As the global population continues to increase, scientists and farmers are concerned about the impacts that climate change could have on the world's crops. See more in this video.
Credit: National Science Foundation & NBC Learn
The wine industry is a multi-billion-dollar-a-year industry, but it could be in serious danger due to climate change. Scientists Grant Cramer and Anne Fennell are studying how different grape varieties respond to harsher conditions such as drought and spring frost. See more in this video.
Credit: National Science Foundation & NBC Learn
An international consortium of scientists has produced a new map of the potato genome that may lead to the development of an ultra-nutritious potato that could help feed the world's hungry. Find out more in this news release.
Credit: C. Robin Muell, Michigan State University
Soybean is one of the most important global sources of protein and oil. Soybean was also the first major crop of the legume species with a published complete draft genome sequence. This sequence, which essentially provides a parts list of the soybean genome, will help scientists use the plant's genes to improve its characteristics. Find out more in this news release.
Credit: Stephen Ausmus. Public domain from USDA Agricultural Research Service Image Gallery
A high-quality sequence of the maize (corn) genome was completed in November 2009. It reports the sequence of genes in maize and provides a detailed physical map of the maize genome. This map identifies the order in which genes are located along each of maize's 10 chromosomes and the physical distances between those genes. Find out more in this news release.
Credit: David Cavagnaro with assistance from Lois Girton and Marianne Smith
Most of us take it for granted that plants respond to light by growing, flowering and straining towards the light, and we never wonder just how plants manage to do so. But the ordinary, everyday responses of plants to light are deceptively complex, and much about them has long stumped scientists. Find out more in this news release.
Credit: Zina Deretsky, National Science Foundation
The Division of Integrative Organismal Systems (IOS) of the Biological Sciences Directorate supports research aimed at an integrative understanding of organisms. The goal is to predict why organisms are structured the way they are, and function as they do.
Whatever does not kill a plant may actually make it stronger. After being partially eaten by grazing animals, for example, some plants grow bigger and faster and reproduce more successfully than they otherwise would.
A biosensor using black platinum and carbon nanotubes developed at Purdue University could help give scientists a better understanding of how the plant hormone auxin regulates root growth and seedling establishment.
Scientists have created a new computational model that can be used to predict gene function of uncharacterized plant genes with unprecedented speed and accuracy.
February 13, 2012
Developing Hardier, Weather-resistant Crops
Botanist searches for genes that would make a better root
At first, the back room of plant physiologist Edgar Spalding's lab at the University of Wisconsin-Madison might be mistaken for an alien space ship set straight out of a Hollywood movie.

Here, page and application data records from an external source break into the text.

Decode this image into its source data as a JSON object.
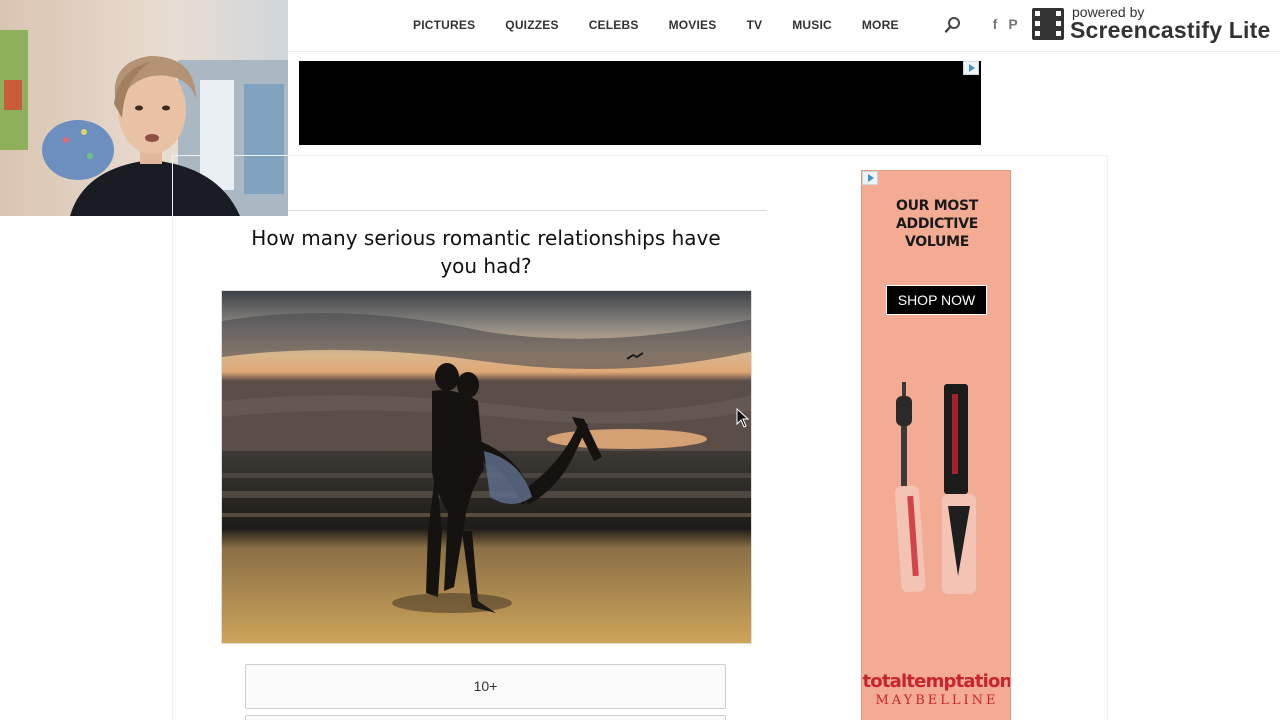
{
  "nav": {
    "items": [
      "PICTURES",
      "QUIZZES",
      "CELEBS",
      "MOVIES",
      "TV",
      "MUSIC",
      "MORE"
    ]
  },
  "social": {
    "facebook": "f",
    "pinterest": "P"
  },
  "watermark": {
    "powered_by": "powered by",
    "product": "Screencastify Lite"
  },
  "quiz": {
    "question": "How many serious romantic relationships have you had?",
    "answers": [
      "10+"
    ]
  },
  "side_ad": {
    "headline_lines": [
      "OUR MOST",
      "ADDICTIVE",
      "VOLUME"
    ],
    "cta": "SHOP NOW",
    "brand_line1": "totaltemptation",
    "brand_line2": "MAYBELLINE"
  },
  "colors": {
    "ad_background": "#f4ab93",
    "brand_red": "#c7242f",
    "nav_text": "#333333"
  },
  "icons": [
    "search-icon",
    "facebook-icon",
    "pinterest-icon",
    "screencastify-logo-icon",
    "adchoices-icon",
    "mouse-cursor-icon"
  ]
}
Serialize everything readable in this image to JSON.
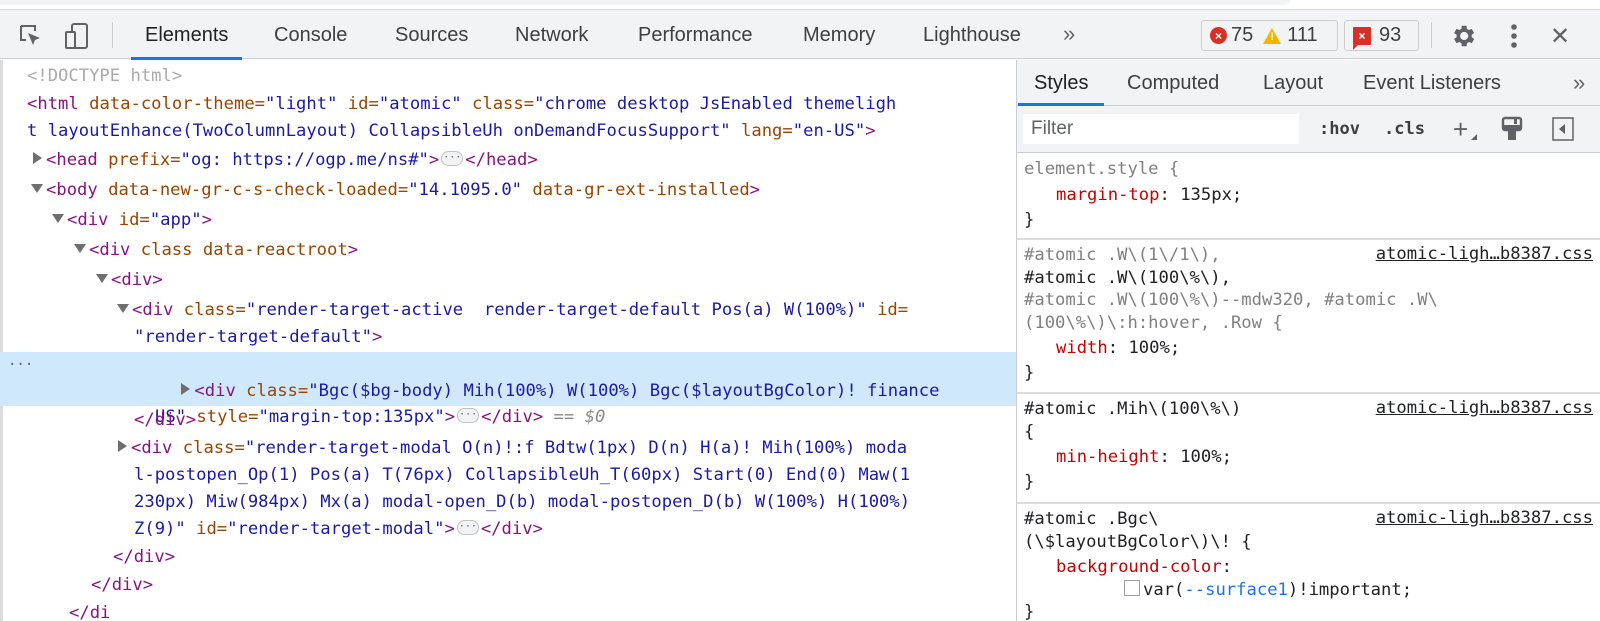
{
  "toolbar": {
    "inspect_icon": "inspect-element-icon",
    "device_icon": "device-toolbar-icon",
    "tabs": [
      {
        "label": "Elements",
        "active": true
      },
      {
        "label": "Console"
      },
      {
        "label": "Sources"
      },
      {
        "label": "Network"
      },
      {
        "label": "Performance"
      },
      {
        "label": "Memory"
      },
      {
        "label": "Lighthouse"
      }
    ],
    "more_tabs": "»",
    "errors": "75",
    "warnings": "111",
    "issues": "93",
    "settings_icon": "gear-icon",
    "menu_icon": "kebab-menu-icon",
    "close": "✕",
    "colors": {
      "accent": "#1a73e8",
      "error": "#d93025",
      "warning": "#f2b600"
    }
  },
  "dom": {
    "doctype": "<!DOCTYPE html>",
    "html_open_a": "<html",
    "html_attr1": " data-color-theme=",
    "html_val1": "\"light\"",
    "html_attr2": " id=",
    "html_val2": "\"atomic\"",
    "html_attr3": " class=",
    "html_val3a": "\"chrome desktop JsEnabled themeligh",
    "html_val3b": "t layoutEnhance(TwoColumnLayout) CollapsibleUh onDemandFocusSupport\"",
    "html_attr4": " lang=",
    "html_val4": "\"en-US\"",
    "html_close": ">",
    "head_open": "<head",
    "head_attr": " prefix=",
    "head_val": "\"og: https://ogp.me/ns#\"",
    "gt": ">",
    "head_close": "</head>",
    "body_open": "<body",
    "body_attr1": " data-new-gr-c-s-check-loaded=",
    "body_val1": "\"14.1095.0\"",
    "body_attr2": " data-gr-ext-installed",
    "div_open": "<div",
    "app_attr": " id=",
    "app_val": "\"app\"",
    "reactroot_attr": " class data-reactroot",
    "div_plain": "<div>",
    "rt_attr": " class=",
    "rt_val": "\"render-target-active  render-target-default Pos(a) W(100%)\"",
    "rt_id_attr": " id=",
    "rt_id_val": "\"render-target-default\"",
    "sel_attr": " class=",
    "sel_val_a": "\"Bgc($bg-body) Mih(100%) W(100%) Bgc($layoutBgColor)! finance",
    "sel_val_b": "US\"",
    "sel_style_attr": " style=",
    "sel_style_val": "\"margin-top:135px\"",
    "div_close": "</div>",
    "eq": " == $0",
    "modal_attr": " class=",
    "modal_val_1": "\"render-target-modal O(n)!:f Bdtw(1px) D(n) H(a)! Mih(100%) moda",
    "modal_val_2": "l-postopen_Op(1) Pos(a) T(76px) CollapsibleUh_T(60px) Start(0) End(0) Maw(1",
    "modal_val_3": "230px) Miw(984px) Mx(a) modal-open_D(b) modal-postopen_D(b) W(100%) H(100%)",
    "modal_val_4": "Z(9)\"",
    "modal_id_attr": " id=",
    "modal_id_val": "\"render-target-modal\"",
    "row_dots": "···",
    "ellipsis": "···",
    "partial_close": "</di"
  },
  "styles": {
    "tabs": [
      {
        "label": "Styles",
        "active": true
      },
      {
        "label": "Computed"
      },
      {
        "label": "Layout"
      },
      {
        "label": "Event Listeners"
      }
    ],
    "more_tabs": "»",
    "filter_placeholder": "Filter",
    "hov": ":hov",
    "cls": ".cls",
    "plus": "+",
    "rules": [
      {
        "selector": "element.style {",
        "props": [
          {
            "name": "margin-top",
            "value": "135px;"
          }
        ],
        "close": "}"
      },
      {
        "selector_lines": [
          "#atomic .W\\(1\\/1\\),",
          "#atomic .W\\(100\\%\\),",
          "#atomic .W\\(100\\%\\)--mdw320, #atomic .W\\",
          "(100\\%\\)\\:h:hover, .Row {"
        ],
        "source": "atomic-ligh…b8387.css",
        "props": [
          {
            "name": "width",
            "value": "100%;"
          }
        ],
        "close": "}"
      },
      {
        "selector_lines": [
          "#atomic .Mih\\(100\\%\\)",
          "{"
        ],
        "source": "atomic-ligh…b8387.css",
        "props": [
          {
            "name": "min-height",
            "value": "100%;"
          }
        ],
        "close": "}"
      },
      {
        "selector_lines": [
          "#atomic .Bgc\\",
          "(\\$layoutBgColor\\)\\! {"
        ],
        "source": "atomic-ligh…b8387.css",
        "props": [
          {
            "name": "background-color",
            "value_pre": "var(",
            "value_var": "--surface1",
            "value_post": ")!important;"
          }
        ],
        "close": "}"
      }
    ]
  }
}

It's a room bathed in low-red light with camera lenses pointing at strange looking entities encased in Petri dishes.
A closer inspection reveals the Petri dishes contain nothing alien at all, but rather very down-to-earth corn seedlings. They're grown in red light for optimal growth. They're just one of the plants featured in thousands of time-lapse movies Spalding has created over the past five years. The goal: figure out how to grow crops optimally suited to survive, and thrive.
"We can't hope to improve a plant unless we understand it well," says Spalding. With support from the National Science Foundation (NSF), Spalding is exploring just what makes plants tick. He says the key is to study the function of each of the thousands of genes that make up the plants' DNA. "One way to do that is to collect images of those plants that have those genes altered in some way. And by measuring how those plants grow and develop differently," says Spalding.
"We are able to infer the function of the gene that's been manipulated," he continues. Researchers have created thousands of genetically different corn plants. Spalding uses specially rigged cameras to snap pictures every 30 seconds or so of the plants' roots as they grow.
He also uses a six-foot high robotic camera that's capable of shooting dozens of roots at once. "We have made hundreds of thousands of measurements from thousands of different plants. Let's say we had a ruler, we'd probably be on number two... maybe," he says with a chuckle. The time-lapse movies are loaded into a computer and an algorithm measures cellular growth rates in the root with pinpoint accuracy, as well as the angle and curvature of the root tip.
"By using this so-called computer vision or machine vision to track [the plants] growth and development, we can get at the genes that control root growth and those hopefully will have fundamental importance to crop improvement. It lays the foundation for discoveries that will help improve plants for human purposes."
Spalding is sowing the seeds for better crops of the future. It's an idea he thinks is worth growing.
Any opinions, findings, conclusions or recommendations presented in this material are only those of the presenter grantee/researcher, author, or agency employee; and do not necessarily reflect the views of the National Science Foundation.